I am African-American and male. Two weeks ago as I was leaving work for the day, one of my co-workers yelled “Be careful out there! There could be police officers and we would hate it if you were shot!” This co-worker (Bill) is not a friend of mine outside of work although we have always gotten along on the job. The whole place went silent after Bill yelled that. I just shook my head and left. No one followed me out to my car and no one has said anything to me about it since, except for Bill. The next morning, he came up to me and said he realized that his comment was probably offensive to me even though he had meant it to be a joke about police officers. He was sincere and seemed truly chagrined about sticking his foot in his mouth (his words). I accepted his apology and harbor no hard feelings. We all say stupid things at times, me included.

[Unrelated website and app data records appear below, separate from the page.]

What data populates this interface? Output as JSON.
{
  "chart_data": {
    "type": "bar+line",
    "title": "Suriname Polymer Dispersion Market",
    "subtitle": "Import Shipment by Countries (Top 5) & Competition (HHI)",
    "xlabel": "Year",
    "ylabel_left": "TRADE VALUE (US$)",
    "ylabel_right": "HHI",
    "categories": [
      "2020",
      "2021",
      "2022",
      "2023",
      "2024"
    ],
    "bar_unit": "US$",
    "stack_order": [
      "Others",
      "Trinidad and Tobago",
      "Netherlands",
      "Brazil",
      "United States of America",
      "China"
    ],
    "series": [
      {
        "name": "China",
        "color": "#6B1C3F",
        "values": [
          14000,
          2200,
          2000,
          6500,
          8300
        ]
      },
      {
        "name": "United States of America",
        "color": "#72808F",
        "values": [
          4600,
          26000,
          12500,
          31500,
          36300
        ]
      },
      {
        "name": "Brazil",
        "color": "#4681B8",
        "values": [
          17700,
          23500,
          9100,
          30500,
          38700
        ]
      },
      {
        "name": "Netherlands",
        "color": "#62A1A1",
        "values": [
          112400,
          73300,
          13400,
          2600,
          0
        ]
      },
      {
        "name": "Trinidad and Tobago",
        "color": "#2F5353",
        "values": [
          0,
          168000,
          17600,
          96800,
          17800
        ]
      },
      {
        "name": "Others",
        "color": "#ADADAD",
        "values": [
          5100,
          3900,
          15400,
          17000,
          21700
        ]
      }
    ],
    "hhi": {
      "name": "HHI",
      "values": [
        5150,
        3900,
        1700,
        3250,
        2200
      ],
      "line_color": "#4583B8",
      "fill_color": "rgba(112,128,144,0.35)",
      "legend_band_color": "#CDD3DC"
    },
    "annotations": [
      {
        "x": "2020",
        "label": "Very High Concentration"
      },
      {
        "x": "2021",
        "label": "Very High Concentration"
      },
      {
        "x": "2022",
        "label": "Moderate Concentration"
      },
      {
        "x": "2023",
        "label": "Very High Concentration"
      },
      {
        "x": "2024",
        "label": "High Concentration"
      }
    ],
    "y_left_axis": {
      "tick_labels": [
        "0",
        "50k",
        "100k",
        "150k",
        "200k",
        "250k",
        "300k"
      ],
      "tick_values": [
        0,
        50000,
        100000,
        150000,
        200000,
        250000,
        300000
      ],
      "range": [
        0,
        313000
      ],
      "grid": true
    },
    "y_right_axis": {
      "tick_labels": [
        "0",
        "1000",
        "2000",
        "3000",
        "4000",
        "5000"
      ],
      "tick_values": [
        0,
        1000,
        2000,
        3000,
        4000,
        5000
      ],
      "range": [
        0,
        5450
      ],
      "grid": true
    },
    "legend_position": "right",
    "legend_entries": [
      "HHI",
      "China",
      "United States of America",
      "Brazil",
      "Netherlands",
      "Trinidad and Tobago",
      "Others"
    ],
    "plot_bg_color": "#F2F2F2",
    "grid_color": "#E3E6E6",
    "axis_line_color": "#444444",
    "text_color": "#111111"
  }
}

Here’s my problem. I know it is not a legal matter or something that should be reported to management. Still, it really bothers me that none of the people standing by said anything when the comment was made or to me about it later. Should I let it go or tell them what’s on my mind? Do you think I am being over-sensitive, or are my co-workers a bunch of jerks?
— Still Irritated
Dear Still Irritated:
What I think is this: Stand-up comedy should be left to professionals in front of a paying audience.
You went two weeks without saying anything about this to your co-workers. If you vent now, all your co-workers will hear you saying is: “I think you are a bunch of racists and I steam with anger a long time before finally blowing up without warning.”
— Evil Skippy
I don’t think you are too sensitive, but there are strong clues here that you do jump to conclusions. Unless you have mind-reading skills, how do you know what your co-workers were thinking when the comment was made? Here are some possibilities for your consideration:
- “OMG. Did Bill say what I thought he said? Why isn’t anyone saying something? What could I say? Should I say something? Now he’s walking away . . . too late. ARGH!”
- “Does Bill have any idea how awful that sounded? What a jerk.”
- “I wish people would stop picking on police officers. 99% of them are great.”
- “Walking away without swearing at Bill was sure classy. I might have punched him.”
- “Yikes. That was terrible. I’m going to tell ‘Still Irritated’ how I feel tomorrow. Wait. That would just remind him all about it and make him feel bad again. Maybe I’ll just wait how he is acting tomorrow.”
- “Everyone’s quiet all of a sudden. What did I miss?”
And so on.
Years ago, someone gave me this very good advice: “Don’t let what others might be thinking drive you crazy – you never know what’s really going on in their minds.” This holds true in your case. You might be right, you might be wrong – why dwell on it when you can never know?
Yes, the comment was a stupid one. Bill stuck his foot in his mouth and he knows it. I commend him for apologizing and I commend you for being empathetic and forgiving.
Here’s my advice. If your co-workers have never caused you concern in the past when it comes to racial matters, go ahead and talk about how you feel with a few of the ones who you know best but do so in as casual a setting as possible. In a simple conversational tone, say something like this: “I felt bad about what Bill said the other day. Did I tell you he apologized to me the next day? I appreciated that. I wonder what went through everyone else’s minds when Bill said that. What do you think?” You are opening a dialog and will have an opportunity during the talk to also say you were disappointed that no one else spoke up to object to Bill’s comment (again, in a conversational manner and not accusatory).
You displayed empathy when you forgave Bill. By speaking calmly and sincerely to your co-workers, you will create an environment where they will have an opportunity to grow in empathy too. There will be a better chance of getting them to understand the impact of Bill’s comment, everyone’s silence and even the seriousness of the underlying social issues if you approach the topic with respect rather than accusations or criticism.
On the other hand, the “Bill incident” from two weeks ago is one more piece of a bad puzzle if there have been racial comments in the past at your workplace. If that is the case and there is a pattern of unwelcome racial comments, talk to your manager or to human resources. Today.
Evil Skippy and/or Jim are available to speak at your conferences and seminars! For information or to send a question for Evil Skippy to answer, use the “Contact” link on the left sidebar.